While we are currently getting a break from the cold, frigid temperatures of winter, we still have a long way to go before spring makes its appearance. In light of just how cold it has been recently, it seemed like a good time to review the signs and symptoms of frostbite and hypothermia and how to protect against them, as well as those who are at the greatest risk.
In my career as a hand therapist, I have treated a patient in the aftermath of experiencing both. It is a case I will never forget. My patient was an elderly man who lived alone in a first floor tenement apartment. He fell in his driveway on a particularly frigid evening; temperatures were in the single digits with snow and ice on the ground. He was not wearing a coat or gloves; he had gone out quickly to take out his trash. There was no railing at his back door he could use to help himself up so he crawled around his house to the front door. In that short period of time exposed to the elements, he ended up with hypothermia and a case of frostbite so significant he had to have multiple fingertips amputated.
Living in New England, most of us know the importance of dressing appropriately for the weather. Clearly that is the most important way to prevent frostbite and hypothermia. Dressing in layers is pivotal. When you dress in layers the heat from your body gets trapped inside your clothes. This keeps your body’s core temperature (the temperature in your trunk where your vital organs are) above 95°. The colder it is and the longer you are going to be exposed to the cold, the more layers you need. A minimum of 3 layers when the temperatures are at freezing (32°fahrenheit) level is the recommendation. It is important when you’re wearing layers to take them off as you warm up and add them back if you cool down. If you wear too much and are too warm you will sweat and this will make you even colder.
Because of this, it is also recommended that if you are doing any exercise or exertional activities such as shoveling snow or skiing outside in the cold, your inner layer is made of a material that will wick away the sweat from your body. The outer layer of clothing needs to be waterproof and windproof, this is true for anyone out in the cold. Rain, sleet, snow and wind only amplify cold weathers effect on the body. Protecting your hands, feet, neck, and face is just as important: a warm hat, face mask, scarf or neck warmer, mittens or gloves, wool socks and warm waterproof shoes or boots protect against frostbite.
If your core temperature drops below 95° you will start to experience the early symptoms of hypothermia and frostbite. Even a mild case of hypothermia can affect your mental and physical abilities. It can dramatically affect a person’s ability to think clearly and get help. In the case of my patient once he got into his house he laid down on his couch and instead of calling 911 for help, fell asleep. Being aware of and watching for the early signs of hypothermia and frostbite (the early signs are called frost nip) when you are exposed to the cold for extended periods of time is vital. The early stages of frostbite include: Red and cold skin; skin can start to turn white or waxy looking but is still soft to the touch, sensations of prickling, numbness, tingling and/or stinging in the affected skin areas. In the early phases of hypothermia a person will feel cold, shiver and begin to develop a case of the “umbles” stumbles, bumbles, grumbles, and mumbles, or to be more specific mental confusion, incoordination and slurred speech and fatigue. These behaviors are a clear sign that cold has started to affect the individual’s body and brain.
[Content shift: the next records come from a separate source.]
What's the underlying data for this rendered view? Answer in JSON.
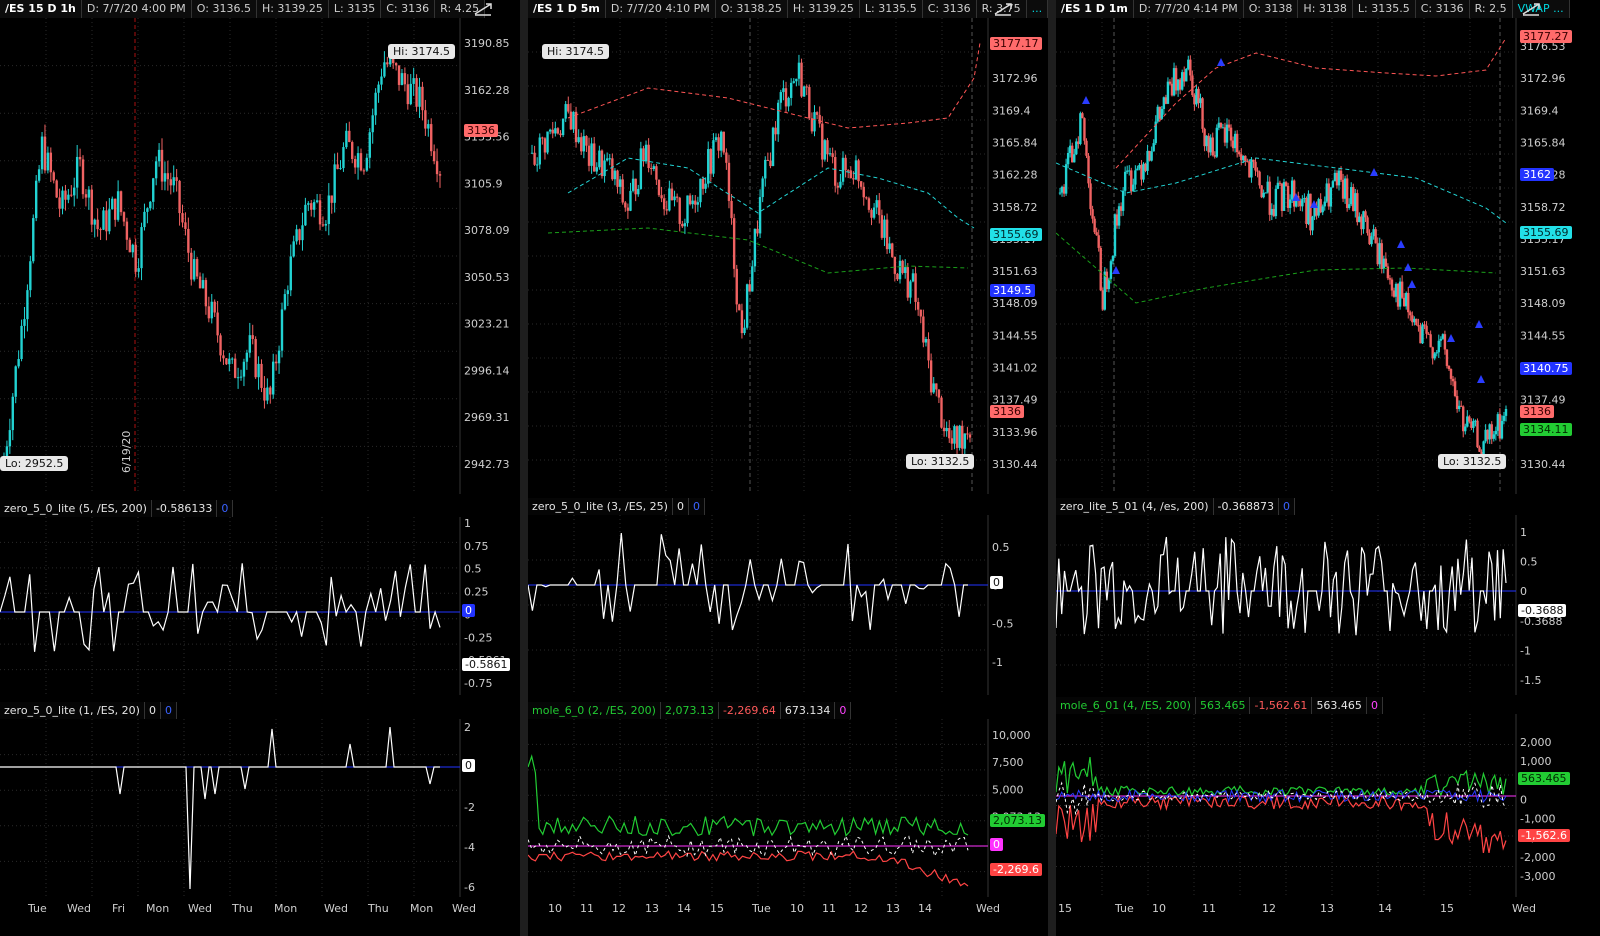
{
  "panels": [
    {
      "id": "p1",
      "header": [
        "/ES 15 D 1h",
        "D: 7/7/20 4:00 PM",
        "O: 3136.5",
        "H: 3139.25",
        "L: 3135",
        "C: 3136",
        "R: 4.25"
      ],
      "price_ticks": [
        "3190.85",
        "3162.28",
        "3133.56",
        "3105.9",
        "3078.09",
        "3050.53",
        "3023.21",
        "2996.14",
        "2969.31",
        "2942.73"
      ],
      "hi_label": "Hi: 3174.5",
      "lo_label": "Lo: 2952.5",
      "price_tags": [
        {
          "text": "3136",
          "bg": "#ff6b6b",
          "fg": "#3a0000"
        }
      ],
      "date_marker": "6/19/20",
      "sub1": {
        "parts": [
          "zero_5_0_lite (5, /ES, 200)",
          "-0.586133",
          "0"
        ],
        "ticks": [
          "1",
          "0.75",
          "0.5",
          "0.25",
          "0",
          "-0.25",
          "-0.5861",
          "-0.75"
        ]
      },
      "sub2": {
        "parts": [
          "zero_5_0_lite (1, /ES, 20)",
          "0",
          "0"
        ],
        "ticks": [
          "2",
          "0",
          "-2",
          "-4",
          "-6"
        ]
      },
      "x_labels": [
        "Tue",
        "Wed",
        "Fri",
        "Mon",
        "Wed",
        "Thu",
        "Mon",
        "Wed",
        "Thu",
        "Mon",
        "Wed"
      ]
    },
    {
      "id": "p2",
      "header": [
        "/ES 1 D 5m",
        "D: 7/7/20 4:10 PM",
        "O: 3138.25",
        "H: 3139.25",
        "L: 3135.5",
        "C: 3136",
        "R: 3.75",
        "..."
      ],
      "price_ticks": [
        "3176.53",
        "3172.96",
        "3169.4",
        "3165.84",
        "3162.28",
        "3158.72",
        "3155.17",
        "3151.63",
        "3148.09",
        "3144.55",
        "3141.02",
        "3137.49",
        "3133.96",
        "3130.44"
      ],
      "hi_label": "Hi: 3174.5",
      "lo_label": "Lo: 3132.5",
      "price_tags": [
        {
          "text": "3177.17",
          "bg": "#ff6b6b",
          "fg": "#3a0000"
        },
        {
          "text": "3155.69",
          "bg": "#22e0e8",
          "fg": "#002a2c"
        },
        {
          "text": "3149.5",
          "bg": "#2233ff",
          "fg": "#ffffff"
        },
        {
          "text": "3136",
          "bg": "#ff6b6b",
          "fg": "#3a0000"
        }
      ],
      "sub1": {
        "parts": [
          "zero_5_0_lite (3, /ES, 25)",
          "0",
          "0"
        ],
        "ticks": [
          "0.5",
          "0",
          "-0.5",
          "-1"
        ]
      },
      "sub2": {
        "parts": [
          "mole_6_0 (2, /ES, 200)",
          "2,073.13",
          "-2,269.64",
          "673.134",
          "0"
        ],
        "ticks": [
          "10,000",
          "7,500",
          "5,000",
          "2,073.13",
          "0",
          "-2,269.6"
        ]
      },
      "x_labels": [
        "10",
        "11",
        "12",
        "13",
        "14",
        "15",
        "Tue",
        "10",
        "11",
        "12",
        "13",
        "14",
        "Wed"
      ]
    },
    {
      "id": "p3",
      "header": [
        "/ES 1 D 1m",
        "D: 7/7/20 4:14 PM",
        "O: 3138",
        "H: 3138",
        "L: 3135.5",
        "C: 3136",
        "R: 2.5",
        "VWAP ..."
      ],
      "price_ticks": [
        "3176.53",
        "3172.96",
        "3169.4",
        "3165.84",
        "3162.28",
        "3158.72",
        "3155.17",
        "3151.63",
        "3148.09",
        "3144.55",
        "3141.02",
        "3137.49",
        "3133.96",
        "3130.44"
      ],
      "lo_label": "Lo: 3132.5",
      "price_tags": [
        {
          "text": "3177.27",
          "bg": "#ff6b6b",
          "fg": "#3a0000"
        },
        {
          "text": "3162",
          "bg": "#2233ff",
          "fg": "#ffffff"
        },
        {
          "text": "3155.69",
          "bg": "#22e0e8",
          "fg": "#002a2c"
        },
        {
          "text": "3140.75",
          "bg": "#2233ff",
          "fg": "#ffffff"
        },
        {
          "text": "3136",
          "bg": "#ff6b6b",
          "fg": "#3a0000"
        },
        {
          "text": "3134.11",
          "bg": "#22cc33",
          "fg": "#002a00"
        }
      ],
      "sub1": {
        "parts": [
          "zero_lite_5_01 (4, /es, 200)",
          "-0.368873",
          "0"
        ],
        "ticks": [
          "1",
          "0.5",
          "0",
          "-0.3688",
          "-1",
          "-1.5"
        ]
      },
      "sub2": {
        "parts": [
          "mole_6_01 (4, /ES, 200)",
          "563.465",
          "-1,562.61",
          "563.465",
          "0"
        ],
        "ticks": [
          "2,000",
          "1,000",
          "563.465",
          "0",
          "-1,000",
          "-1,562.6",
          "-2,000",
          "-3,000"
        ]
      },
      "x_labels": [
        "15",
        "Tue",
        "10",
        "11",
        "12",
        "13",
        "14",
        "15",
        "Wed"
      ]
    }
  ],
  "colors": {
    "up": "#22d3d3",
    "down": "#f06262",
    "zero_line": "#2233ff",
    "osc": "#ffffff",
    "green": "#22cc33",
    "red": "#ff4444",
    "magenta": "#ff33ff",
    "vwap": "#22d3d3",
    "bands_red": "#ff5555",
    "bands_green": "#1aa01a"
  }
}
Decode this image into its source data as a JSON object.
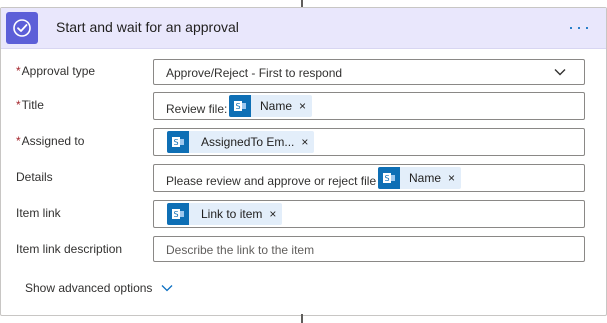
{
  "action": {
    "title": "Start and wait for an approval",
    "icon": "approval-check-icon",
    "more_label": "···",
    "accent_color": "#5c5fd8",
    "header_bg": "#e9e7fc"
  },
  "fields": {
    "approval_type": {
      "required_mark": "*",
      "label": "Approval type",
      "value": "Approve/Reject - First to respond"
    },
    "title": {
      "required_mark": "*",
      "label": "Title",
      "prefix_text": "Review file:",
      "token": "Name",
      "token_remove": "×"
    },
    "assigned_to": {
      "required_mark": "*",
      "label": "Assigned to",
      "token": "AssignedTo Em...",
      "token_remove": "×"
    },
    "details": {
      "label": "Details",
      "prefix_text": "Please review and approve or reject file",
      "token": "Name",
      "token_remove": "×"
    },
    "item_link": {
      "label": "Item link",
      "token": "Link to item",
      "token_remove": "×"
    },
    "item_link_description": {
      "label": "Item link description",
      "placeholder": "Describe the link to the item"
    }
  },
  "footer": {
    "advanced_label": "Show advanced options"
  },
  "colors": {
    "token_bg": "#e3eefa",
    "token_icon_bg": "#0e6fb5",
    "link_blue": "#0b6fc2",
    "required_red": "#a4262c"
  }
}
The elderly and small infants are at a greater risk of developing hypothermia and frostbite than the general population. Certain medical comorbidities also affect the body’s ability to self-regulate temperature and can put you at a greater risk for developing hypothermia or frostbite. Examples are an underactive thyroid (hypothyroidism), poor nutrition or anorexia nervosa, diabetes, stroke, severe arthritis, Parkinson's disease, trauma, and spinal cord injuries. Certain medications also do the same thing and increase the risk. Alcohol and drug use significantly increase the risk of hypothermia and frostbite as well as certain forms of mental illness.
If you notice any of these symptoms in yourself or others it is important to take action immediately. Obviously the first thing to do if possible is to get out of the cold. If that is not possible, add more layers of clothing, drink fluids or try eating carbohydrates and move around to warm up your core; running in place or flapping your arms, etc. Attempt to warm up any areas of skin exhibiting the early signs of frostbite with indirect heat, but do not rub them or place heat directly on them, instead put your hands in your arm pits for example or pull your scarf up to cover your nose. If this doesn’t work or causes more pain seek medical attention immediately. True frostbite needs medical attention. Rewarming frostbitten tissue can be extremely painful and cause even more damage if not done properly. If someone is exhibiting the signs of hypothermia they need medical attention immediately. Remember, hypothermia and frostbite are preventable -- if the temperature is below freezing (0°C), consider yourself at risk and take the proper precautions.